The Book Barn
The Book Barn is bigger than it looks and harder to find. It’s out there in what were once pastures and cornfields but today are the wild wooly wags. What lies beyond that can only be imagined. The Book Barn has an annex. It is not heated and every volume in there is “a buck or less.”
On a winter’s day, I stand before the door of the annex and consider my options. The older I get, the fewer they seem. I enter the annex and peruse the crowded, disorganized shelves. I see and touch many a moldering title but am not tempted to make a purchase. I do not know if this shivering I experience is from the cold or from a preternatural sense of all the effort that went into making these now forsaken efforts—the mostly forgotten labors of authors, editors, publishers, distributors, and booksellers. Or maybe the shivering is induced by the mouse that runs over my foot while I am flipping through a slim edition of Edna St. Vincent Millay.

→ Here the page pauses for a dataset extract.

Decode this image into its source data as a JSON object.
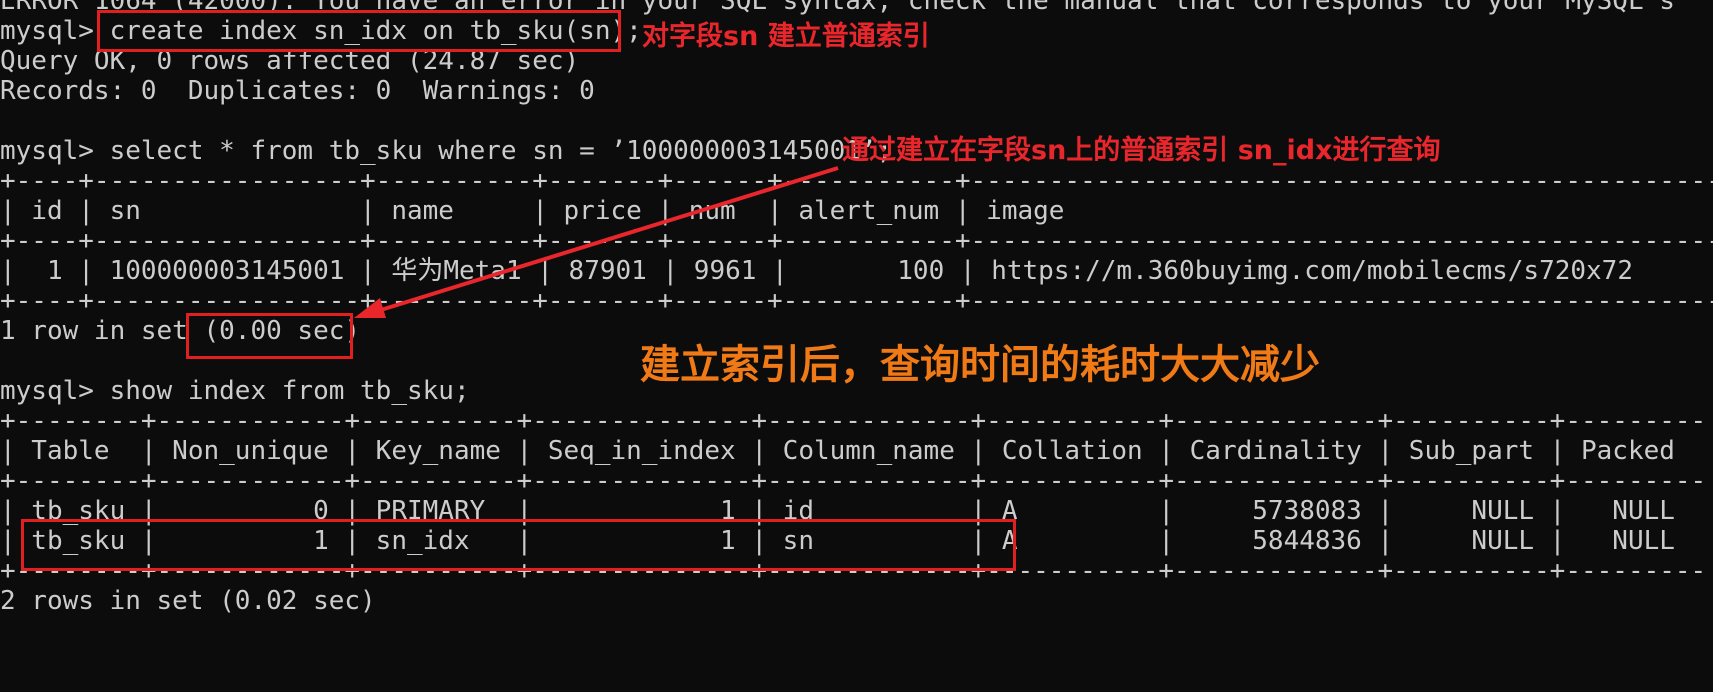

Oh well, the words of Lew Welch sum it up nicely: “So it’s all come to this.”